CONCORD - Lawmakers are preventing the state from accepting a $1.1 million federal grant to study how insurance companies treat people with mental health problems or substance abuse disorders, despite appeals from Gov. Chris Sununu, Insurance Commissioner Roger Sevigny, and advocacy groups in the substance abuse and mental health arenas.
Members of the powerful Joint Legislative Fiscal Committee on Friday tabled for the second time a request by the Insurance Department to accept the grant from the U.S. Department of Health and Human Services.
"Acceptance of these grant funds will enable the department to conduct work that is critically important to the state's response to the opioid and mental health crises," according to Sevigny.
In a Sept. 20 letter to the committee, he writes that the funds would be used to hire contractors who would work with the department to investigate whether health insurers are "complying with existing legal requirements with respect to coverage of behavioral health and substance use disorder treatment."
Sevigny's request came one day after a Sept. 19 letter from Sununu urging the Fiscal Committee to accept the funds, citing the "ongoing crises in opioid use and access to mental health treatment.
"The federal funding will enable the department to complete its work of examining compliance with coverage requirements," wrote Sununu. "Without the grant funds, the cost of these examinations would be billed to the companies being examined, an expense that might in time be passed on to consumers in the form of premium increases."
State Sen. Andy Sanborn, R-Bedford, a Fiscal Committee member and vocal opponent of accepting the grant, said he believes the Insurance Department is overstepping its bounds.
"Our state's response to the mental health challenges we are facing today needs to be driven first by legislative policy and then implemented by the state agencies, not the other way around," he said.
In a written response to committee questions, Sevigny states that the research proposed "falls squarely within the department's traditional role as an insurance regulator."
According to Sevigny, "The department is looking at the carrier compliance with existing laws, not seeking to add additional requirements."

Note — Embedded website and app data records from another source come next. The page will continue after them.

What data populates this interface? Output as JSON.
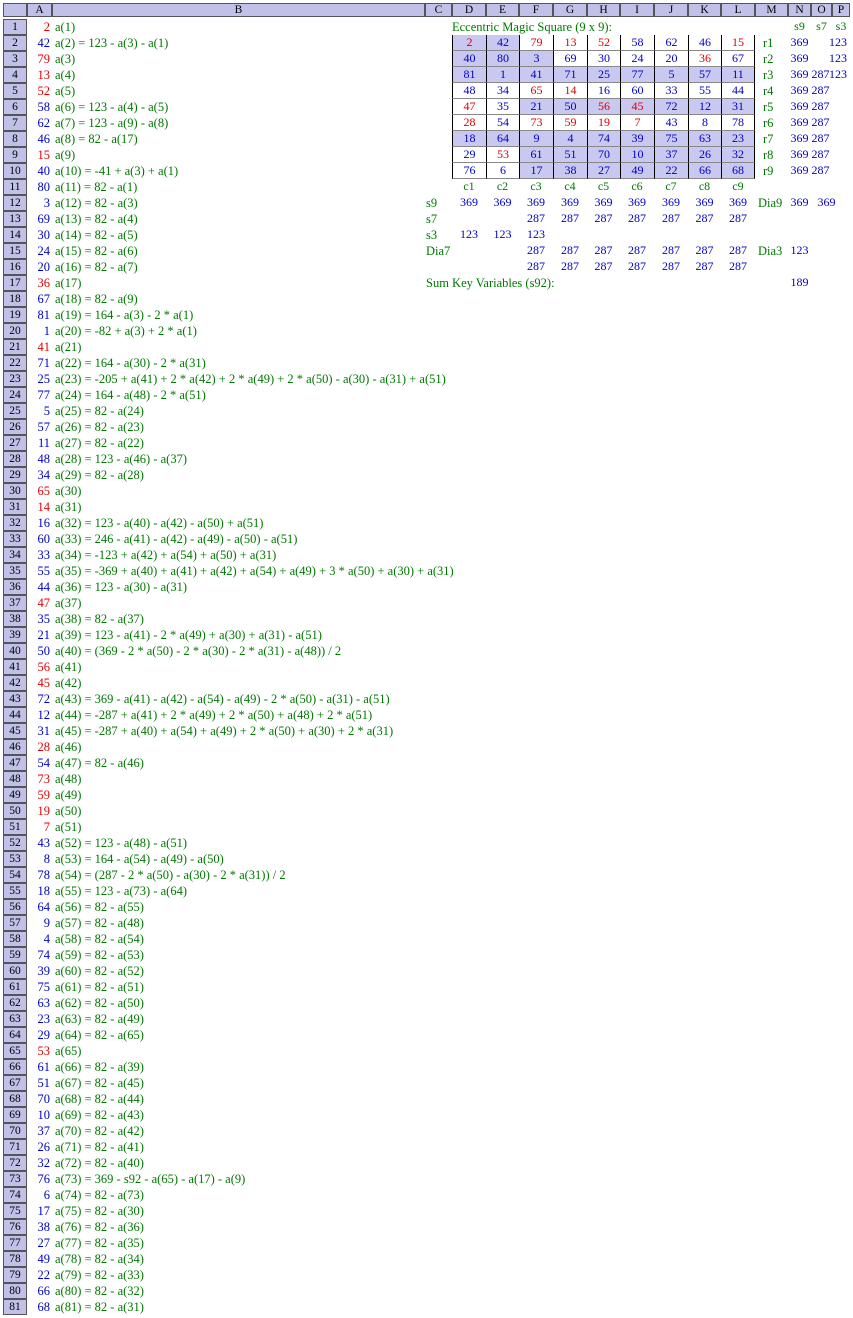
{
  "columns": [
    "A",
    "B",
    "C",
    "D",
    "E",
    "F",
    "G",
    "H",
    "I",
    "J",
    "K",
    "L",
    "M",
    "N",
    "O",
    "P"
  ],
  "rows": [
    {
      "v": "2",
      "f": "a(1)",
      "c": "r"
    },
    {
      "v": "42",
      "f": "a(2) = 123 - a(3) - a(1)",
      "c": "b"
    },
    {
      "v": "79",
      "f": "a(3)",
      "c": "r"
    },
    {
      "v": "13",
      "f": "a(4)",
      "c": "r"
    },
    {
      "v": "52",
      "f": "a(5)",
      "c": "r"
    },
    {
      "v": "58",
      "f": "a(6) = 123 - a(4) - a(5)",
      "c": "b"
    },
    {
      "v": "62",
      "f": "a(7) = 123 - a(9) - a(8)",
      "c": "b"
    },
    {
      "v": "46",
      "f": "a(8) = 82 - a(17)",
      "c": "b"
    },
    {
      "v": "15",
      "f": "a(9)",
      "c": "r"
    },
    {
      "v": "40",
      "f": "a(10) = -41 + a(3) + a(1)",
      "c": "b"
    },
    {
      "v": "80",
      "f": "a(11) = 82 - a(1)",
      "c": "b"
    },
    {
      "v": "3",
      "f": "a(12) = 82 - a(3)",
      "c": "b"
    },
    {
      "v": "69",
      "f": "a(13) = 82 - a(4)",
      "c": "b"
    },
    {
      "v": "30",
      "f": "a(14) = 82 - a(5)",
      "c": "b"
    },
    {
      "v": "24",
      "f": "a(15) = 82 - a(6)",
      "c": "b"
    },
    {
      "v": "20",
      "f": "a(16) = 82 - a(7)",
      "c": "b"
    },
    {
      "v": "36",
      "f": "a(17)",
      "c": "r"
    },
    {
      "v": "67",
      "f": "a(18) = 82 - a(9)",
      "c": "b"
    },
    {
      "v": "81",
      "f": "a(19) = 164 - a(3) - 2 * a(1)",
      "c": "b"
    },
    {
      "v": "1",
      "f": "a(20) = -82 + a(3) + 2 * a(1)",
      "c": "b"
    },
    {
      "v": "41",
      "f": "a(21)",
      "c": "r"
    },
    {
      "v": "71",
      "f": "a(22) = 164 - a(30) - 2 * a(31)",
      "c": "b"
    },
    {
      "v": "25",
      "f": "a(23) = -205 + a(41) + 2 * a(42) + 2 * a(49) + 2 * a(50) - a(30) - a(31) + a(51)",
      "c": "b"
    },
    {
      "v": "77",
      "f": "a(24) = 164 - a(48) - 2 * a(51)",
      "c": "b"
    },
    {
      "v": "5",
      "f": "a(25) = 82 - a(24)",
      "c": "b"
    },
    {
      "v": "57",
      "f": "a(26) = 82 - a(23)",
      "c": "b"
    },
    {
      "v": "11",
      "f": "a(27) = 82 - a(22)",
      "c": "b"
    },
    {
      "v": "48",
      "f": "a(28) = 123 - a(46) - a(37)",
      "c": "b"
    },
    {
      "v": "34",
      "f": "a(29) = 82 - a(28)",
      "c": "b"
    },
    {
      "v": "65",
      "f": "a(30)",
      "c": "r"
    },
    {
      "v": "14",
      "f": "a(31)",
      "c": "r"
    },
    {
      "v": "16",
      "f": "a(32) = 123 - a(40) - a(42) - a(50) + a(51)",
      "c": "b"
    },
    {
      "v": "60",
      "f": "a(33) = 246 - a(41) - a(42) - a(49) - a(50) - a(51)",
      "c": "b"
    },
    {
      "v": "33",
      "f": "a(34) = -123 + a(42) + a(54) + a(50) + a(31)",
      "c": "b"
    },
    {
      "v": "55",
      "f": "a(35) = -369 + a(40) + a(41) + a(42) + a(54) + a(49) + 3 * a(50) + a(30) + a(31)",
      "c": "b"
    },
    {
      "v": "44",
      "f": "a(36) = 123 - a(30) - a(31)",
      "c": "b"
    },
    {
      "v": "47",
      "f": "a(37)",
      "c": "r"
    },
    {
      "v": "35",
      "f": "a(38) = 82 - a(37)",
      "c": "b"
    },
    {
      "v": "21",
      "f": "a(39) = 123 - a(41) - 2 * a(49) + a(30) + a(31) - a(51)",
      "c": "b"
    },
    {
      "v": "50",
      "f": "a(40) = (369 - 2 * a(50) - 2 * a(30) - 2 * a(31) - a(48)) / 2",
      "c": "b"
    },
    {
      "v": "56",
      "f": "a(41)",
      "c": "r"
    },
    {
      "v": "45",
      "f": "a(42)",
      "c": "r"
    },
    {
      "v": "72",
      "f": "a(43) = 369 - a(41) - a(42) - a(54) - a(49) - 2 * a(50) - a(31) - a(51)",
      "c": "b"
    },
    {
      "v": "12",
      "f": "a(44) = -287 + a(41) + 2 * a(49) + 2 * a(50) + a(48) + 2 * a(51)",
      "c": "b"
    },
    {
      "v": "31",
      "f": "a(45) = -287 + a(40) + a(54) + a(49) + 2 * a(50) + a(30) + 2 * a(31)",
      "c": "b"
    },
    {
      "v": "28",
      "f": "a(46)",
      "c": "r"
    },
    {
      "v": "54",
      "f": "a(47) = 82 - a(46)",
      "c": "b"
    },
    {
      "v": "73",
      "f": "a(48)",
      "c": "r"
    },
    {
      "v": "59",
      "f": "a(49)",
      "c": "r"
    },
    {
      "v": "19",
      "f": "a(50)",
      "c": "r"
    },
    {
      "v": "7",
      "f": "a(51)",
      "c": "r"
    },
    {
      "v": "43",
      "f": "a(52) = 123 - a(48) - a(51)",
      "c": "b"
    },
    {
      "v": "8",
      "f": "a(53) = 164 - a(54) - a(49) - a(50)",
      "c": "b"
    },
    {
      "v": "78",
      "f": "a(54) = (287 - 2 * a(50) - a(30) - 2 * a(31)) / 2",
      "c": "b"
    },
    {
      "v": "18",
      "f": "a(55) = 123 - a(73) - a(64)",
      "c": "b"
    },
    {
      "v": "64",
      "f": "a(56) = 82 - a(55)",
      "c": "b"
    },
    {
      "v": "9",
      "f": "a(57) = 82 - a(48)",
      "c": "b"
    },
    {
      "v": "4",
      "f": "a(58) = 82 - a(54)",
      "c": "b"
    },
    {
      "v": "74",
      "f": "a(59) = 82 - a(53)",
      "c": "b"
    },
    {
      "v": "39",
      "f": "a(60) = 82 - a(52)",
      "c": "b"
    },
    {
      "v": "75",
      "f": "a(61) = 82 - a(51)",
      "c": "b"
    },
    {
      "v": "63",
      "f": "a(62) = 82 - a(50)",
      "c": "b"
    },
    {
      "v": "23",
      "f": "a(63) = 82 - a(49)",
      "c": "b"
    },
    {
      "v": "29",
      "f": "a(64) = 82 - a(65)",
      "c": "b"
    },
    {
      "v": "53",
      "f": "a(65)",
      "c": "r"
    },
    {
      "v": "61",
      "f": "a(66) = 82 - a(39)",
      "c": "b"
    },
    {
      "v": "51",
      "f": "a(67) = 82 - a(45)",
      "c": "b"
    },
    {
      "v": "70",
      "f": "a(68) = 82 - a(44)",
      "c": "b"
    },
    {
      "v": "10",
      "f": "a(69) = 82 - a(43)",
      "c": "b"
    },
    {
      "v": "37",
      "f": "a(70) = 82 - a(42)",
      "c": "b"
    },
    {
      "v": "26",
      "f": "a(71) = 82 - a(41)",
      "c": "b"
    },
    {
      "v": "32",
      "f": "a(72) = 82 - a(40)",
      "c": "b"
    },
    {
      "v": "76",
      "f": "a(73) = 369 - s92 - a(65) - a(17) - a(9)",
      "c": "b"
    },
    {
      "v": "6",
      "f": "a(74) = 82 - a(73)",
      "c": "b"
    },
    {
      "v": "17",
      "f": "a(75) = 82 - a(30)",
      "c": "b"
    },
    {
      "v": "38",
      "f": "a(76) = 82 - a(36)",
      "c": "b"
    },
    {
      "v": "27",
      "f": "a(77) = 82 - a(35)",
      "c": "b"
    },
    {
      "v": "49",
      "f": "a(78) = 82 - a(34)",
      "c": "b"
    },
    {
      "v": "22",
      "f": "a(79) = 82 - a(33)",
      "c": "b"
    },
    {
      "v": "66",
      "f": "a(80) = 82 - a(32)",
      "c": "b"
    },
    {
      "v": "68",
      "f": "a(81) = 82 - a(31)",
      "c": "b"
    }
  ],
  "magic": {
    "title": "Eccentric Magic Square (9 x 9):",
    "grid": [
      [
        "2",
        "42",
        "79",
        "13",
        "52",
        "58",
        "62",
        "46",
        "15"
      ],
      [
        "40",
        "80",
        "3",
        "69",
        "30",
        "24",
        "20",
        "36",
        "67"
      ],
      [
        "81",
        "1",
        "41",
        "71",
        "25",
        "77",
        "5",
        "57",
        "11"
      ],
      [
        "48",
        "34",
        "65",
        "14",
        "16",
        "60",
        "33",
        "55",
        "44"
      ],
      [
        "47",
        "35",
        "21",
        "50",
        "56",
        "45",
        "72",
        "12",
        "31"
      ],
      [
        "28",
        "54",
        "73",
        "59",
        "19",
        "7",
        "43",
        "8",
        "78"
      ],
      [
        "18",
        "64",
        "9",
        "4",
        "74",
        "39",
        "75",
        "63",
        "23"
      ],
      [
        "29",
        "53",
        "61",
        "51",
        "70",
        "10",
        "37",
        "26",
        "32"
      ],
      [
        "76",
        "6",
        "17",
        "38",
        "27",
        "49",
        "22",
        "66",
        "68"
      ]
    ],
    "red": [
      [
        1,
        0,
        1,
        1,
        1,
        0,
        0,
        0,
        1
      ],
      [
        0,
        0,
        0,
        0,
        0,
        0,
        0,
        1,
        0
      ],
      [
        0,
        0,
        0,
        0,
        0,
        0,
        0,
        0,
        0
      ],
      [
        0,
        0,
        1,
        1,
        0,
        0,
        0,
        0,
        0
      ],
      [
        1,
        0,
        0,
        0,
        1,
        1,
        0,
        0,
        0
      ],
      [
        1,
        0,
        1,
        1,
        1,
        1,
        0,
        0,
        0
      ],
      [
        0,
        0,
        0,
        0,
        0,
        0,
        0,
        0,
        0
      ],
      [
        0,
        1,
        0,
        0,
        0,
        0,
        0,
        0,
        0
      ],
      [
        0,
        0,
        0,
        0,
        0,
        0,
        0,
        0,
        0
      ]
    ],
    "shaded": [
      [
        1,
        1,
        0,
        0,
        0,
        0,
        0,
        0,
        0
      ],
      [
        1,
        1,
        1,
        0,
        0,
        0,
        0,
        0,
        0
      ],
      [
        1,
        1,
        1,
        1,
        1,
        1,
        1,
        1,
        1
      ],
      [
        0,
        0,
        0,
        0,
        0,
        0,
        0,
        0,
        0
      ],
      [
        0,
        0,
        1,
        1,
        1,
        1,
        1,
        1,
        1
      ],
      [
        0,
        0,
        0,
        0,
        0,
        0,
        0,
        0,
        0
      ],
      [
        1,
        1,
        1,
        1,
        1,
        1,
        1,
        1,
        1
      ],
      [
        0,
        0,
        1,
        1,
        1,
        1,
        1,
        1,
        1
      ],
      [
        0,
        0,
        1,
        1,
        1,
        1,
        1,
        1,
        1
      ]
    ],
    "col_headers": [
      "c1",
      "c2",
      "c3",
      "c4",
      "c5",
      "c6",
      "c7",
      "c8",
      "c9"
    ],
    "sum_headers": [
      "s9",
      "s7",
      "s3"
    ],
    "row_labels": [
      "r1",
      "r2",
      "r3",
      "r4",
      "r5",
      "r6",
      "r7",
      "r8",
      "r9"
    ],
    "row_s9": [
      "369",
      "369",
      "369",
      "369",
      "369",
      "369",
      "369",
      "369",
      "369"
    ],
    "row_s7": [
      "",
      "",
      "287",
      "287",
      "287",
      "287",
      "287",
      "287",
      "287"
    ],
    "row_s3": [
      "123",
      "123",
      "123",
      "",
      "",
      "",
      "",
      "",
      ""
    ],
    "s9_label": "s9",
    "s9_vals": [
      "369",
      "369",
      "369",
      "369",
      "369",
      "369",
      "369",
      "369",
      "369"
    ],
    "s7_label": "s7",
    "s7_vals": [
      "",
      "",
      "287",
      "287",
      "287",
      "287",
      "287",
      "287",
      "287"
    ],
    "s3_label": "s3",
    "s3_vals": [
      "123",
      "123",
      "123",
      "",
      "",
      "",
      "",
      "",
      ""
    ],
    "dia7_label": "Dia7",
    "dia7_vals": [
      "",
      "",
      "287",
      "287",
      "287",
      "287",
      "287",
      "287",
      "287"
    ],
    "extra_vals": [
      "",
      "",
      "287",
      "287",
      "287",
      "287",
      "287",
      "287",
      "287"
    ],
    "dia9_label": "Dia9",
    "dia9_vals": [
      "369",
      "369"
    ],
    "dia3_label": "Dia3",
    "dia3_val": "123",
    "skv_label": "Sum Key Variables (s92):",
    "skv_value": "189"
  }
}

Advocates in the recovery and treatment community were dismayed by the decision.
"I would just say this is incredibly shortsighted in the midst of a mental health crisis in which hospitals aren't being reimbursed for services for people when they are being boarded in emergency departments," said Ken Norton, executive director of the New Hampshire chapter of the National Alliance on Mental Illness.
Michele Merritt, senior vice president and policy director at New Futures, said her organization "like so many others who work in this space" was extremely disappointed.
"This is a bipartisan issue, ensuring that people who are rightfully entitled to behavioral health services in their health plans are able to access those services," she said. "It would ensure those plans are doing what they are required to do under federal law, and to not allow that is completely confounding."